``## Importingfrom urllib2 import urlopen, Requestfrom lxml.html import parseTHE_HEADERS = {'User-Agent': 'Mozilla/5.0 (X11; Linux x86_64)',       'Accept': 'text/html,application/xhtml+xml,application/xml;q=0.9,*/*;q=0.8',       'Accept-Charset': 'ISO-8859-1,utf-8;q=0.7,*;q=0.3',       'Accept-Encoding': 'none',       'Accept-Language': 'en-US,en;q=0.8',       'Connection': 'keep-alive'}def tagListCreate(website, tag):    """Function to crawl text of given tags of given website.    :return A list with all the crawled content"""    ## Implenenting    cont_list = []    request = Request(website, headers=THE_HEADERS)    site = urlopen(request)    Hcode = parse(site)    ## Getting all the tag contents    append = cont_list.append    for item in Hcode.iter(tag):        if item.text_content():            append(item.text_content())        else:            continue    ## Check and return    if list_content:        return list_content    else:        return False``
**NOTE --> The headers used here shouldn't necessarily be the same, you can customize the constant to fit your needs.

Now running something like this:
``from pprint import pprintpprint(tagListCreate('http://www.twitter.com', 'h2'))``
You will get this sample output:
http://i.imgur.com/wRiMKDM.png

Thats all I have for now.
Also make sure you take a look at the Docstrings Conventions PEP http://legacy.python.org/dev/peps/pep-0008/.
Its worth the time if you are a beginner.

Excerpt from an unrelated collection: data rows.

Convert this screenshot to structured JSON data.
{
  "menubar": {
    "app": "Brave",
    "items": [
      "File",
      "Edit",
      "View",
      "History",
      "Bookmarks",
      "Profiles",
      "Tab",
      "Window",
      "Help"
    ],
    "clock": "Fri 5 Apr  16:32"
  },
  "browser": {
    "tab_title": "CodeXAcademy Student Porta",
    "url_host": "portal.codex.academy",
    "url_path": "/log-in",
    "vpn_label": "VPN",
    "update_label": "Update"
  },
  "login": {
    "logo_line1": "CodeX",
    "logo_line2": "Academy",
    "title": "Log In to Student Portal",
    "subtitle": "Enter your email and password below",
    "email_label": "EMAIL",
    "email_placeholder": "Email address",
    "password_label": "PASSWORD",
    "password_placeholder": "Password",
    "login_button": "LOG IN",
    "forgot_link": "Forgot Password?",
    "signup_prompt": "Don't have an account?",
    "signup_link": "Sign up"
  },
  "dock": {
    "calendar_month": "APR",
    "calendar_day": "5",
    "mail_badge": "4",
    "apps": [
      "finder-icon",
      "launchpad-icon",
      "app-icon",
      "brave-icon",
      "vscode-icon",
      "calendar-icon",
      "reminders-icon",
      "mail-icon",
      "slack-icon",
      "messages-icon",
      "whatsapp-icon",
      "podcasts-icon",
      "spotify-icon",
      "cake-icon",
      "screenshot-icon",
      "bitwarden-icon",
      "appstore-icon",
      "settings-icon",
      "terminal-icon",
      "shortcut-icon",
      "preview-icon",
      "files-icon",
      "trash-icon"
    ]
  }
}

Okay guys I hope you liked that optimizations/techniques thread of mine. I also hope that my crappy english didn't bother you too much , please make a post if you are a PYTHONISTAZ and you have any suggestions, corrections, dislikes that would be very helpful for me.

With Respect For LDC, L0aD1nG.

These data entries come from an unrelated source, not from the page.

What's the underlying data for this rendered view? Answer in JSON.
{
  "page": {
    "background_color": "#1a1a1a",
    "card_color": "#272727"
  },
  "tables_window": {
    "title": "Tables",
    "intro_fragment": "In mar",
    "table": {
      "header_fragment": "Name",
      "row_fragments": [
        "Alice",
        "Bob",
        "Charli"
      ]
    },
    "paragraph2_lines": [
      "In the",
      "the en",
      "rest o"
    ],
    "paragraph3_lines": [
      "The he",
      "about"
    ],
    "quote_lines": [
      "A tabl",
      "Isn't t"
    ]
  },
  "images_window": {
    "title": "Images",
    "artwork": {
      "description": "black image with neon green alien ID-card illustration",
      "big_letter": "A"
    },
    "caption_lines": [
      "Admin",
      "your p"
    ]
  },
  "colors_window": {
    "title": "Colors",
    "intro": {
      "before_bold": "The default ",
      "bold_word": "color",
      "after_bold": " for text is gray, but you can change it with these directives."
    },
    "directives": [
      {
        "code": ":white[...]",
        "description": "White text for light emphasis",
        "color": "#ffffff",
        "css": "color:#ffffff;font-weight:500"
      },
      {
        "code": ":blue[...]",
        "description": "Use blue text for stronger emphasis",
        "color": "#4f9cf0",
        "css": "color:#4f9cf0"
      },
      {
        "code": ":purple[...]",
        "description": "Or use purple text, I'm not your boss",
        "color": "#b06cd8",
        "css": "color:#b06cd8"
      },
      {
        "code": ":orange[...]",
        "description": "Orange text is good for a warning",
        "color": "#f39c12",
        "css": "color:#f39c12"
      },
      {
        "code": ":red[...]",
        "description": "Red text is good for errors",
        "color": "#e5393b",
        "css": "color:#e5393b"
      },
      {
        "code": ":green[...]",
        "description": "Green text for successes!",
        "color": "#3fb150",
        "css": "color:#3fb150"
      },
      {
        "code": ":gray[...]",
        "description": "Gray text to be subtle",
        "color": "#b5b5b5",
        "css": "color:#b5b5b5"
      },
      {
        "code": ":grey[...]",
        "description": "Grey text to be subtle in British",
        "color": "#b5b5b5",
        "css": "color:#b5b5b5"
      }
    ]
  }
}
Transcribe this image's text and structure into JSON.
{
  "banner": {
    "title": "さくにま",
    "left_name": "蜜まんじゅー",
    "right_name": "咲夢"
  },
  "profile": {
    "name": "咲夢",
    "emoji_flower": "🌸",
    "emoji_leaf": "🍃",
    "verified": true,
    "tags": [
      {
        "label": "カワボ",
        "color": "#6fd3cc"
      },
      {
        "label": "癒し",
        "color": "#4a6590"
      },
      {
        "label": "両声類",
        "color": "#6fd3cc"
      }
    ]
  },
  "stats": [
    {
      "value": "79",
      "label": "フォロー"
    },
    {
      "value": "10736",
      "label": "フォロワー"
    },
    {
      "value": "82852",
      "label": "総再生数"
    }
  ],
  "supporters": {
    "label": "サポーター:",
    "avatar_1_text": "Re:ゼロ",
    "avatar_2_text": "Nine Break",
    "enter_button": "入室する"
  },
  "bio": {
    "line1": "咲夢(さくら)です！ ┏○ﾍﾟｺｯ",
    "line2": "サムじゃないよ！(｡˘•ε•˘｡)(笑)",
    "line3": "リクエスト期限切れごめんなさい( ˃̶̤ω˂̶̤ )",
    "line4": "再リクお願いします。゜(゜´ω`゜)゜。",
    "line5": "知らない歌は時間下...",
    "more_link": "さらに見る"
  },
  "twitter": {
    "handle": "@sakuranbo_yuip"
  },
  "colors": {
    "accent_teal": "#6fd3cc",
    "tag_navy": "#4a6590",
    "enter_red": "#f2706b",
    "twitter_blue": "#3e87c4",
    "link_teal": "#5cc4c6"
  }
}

This Thread Will Be Updated Over Time

## Comments

• This actually will help me with learning python.
• edited July 2016

This actually will help me with learning python.

I wish it will mate!
Thanks for the reply, till now i thought like nobody cares for python here... "The scripting ninja".

Sorry if I forgot to correct some tags, this thread was firstly posted to another forum. I tried to correct them all before post it here but at last some left behind as I saw... I think now its fine.
• edited September 2016
L0aD1nG said:

till now i thought like nobody cares for python here...

admittedly i just got here, though ive got a language in python that translates to it: https://archive.org/download/Refracta_Linux/fig31_1.0.deb

includes public domain translator and pdf manual (still contains a couple spelling errors.)

idea is essentially a modern educational language, fewer than 100 commands, (allows inline python in native function definitions) inspired by basic/logo/python itself. uses pygame for drawing lines and pset, and simulates both with ansi if pygame is not installed. heres a circle function:

`#### license: creative commons cc0 1.0 (public domain)#### http://creativecommons.org/publicdomain/zero/1.0/function circle x y r c cr = r int plus 1 p = -3.14159 try rcpr = 1 divby r except rcpr = .005 resume while now = p plus rcpr swap now p ifmore p 3.14159 break fig cosx = p cos times cr plus x int siny = p sin times cr plus y int now pset cosx siny c wend fig`
Sign In or Register to comment.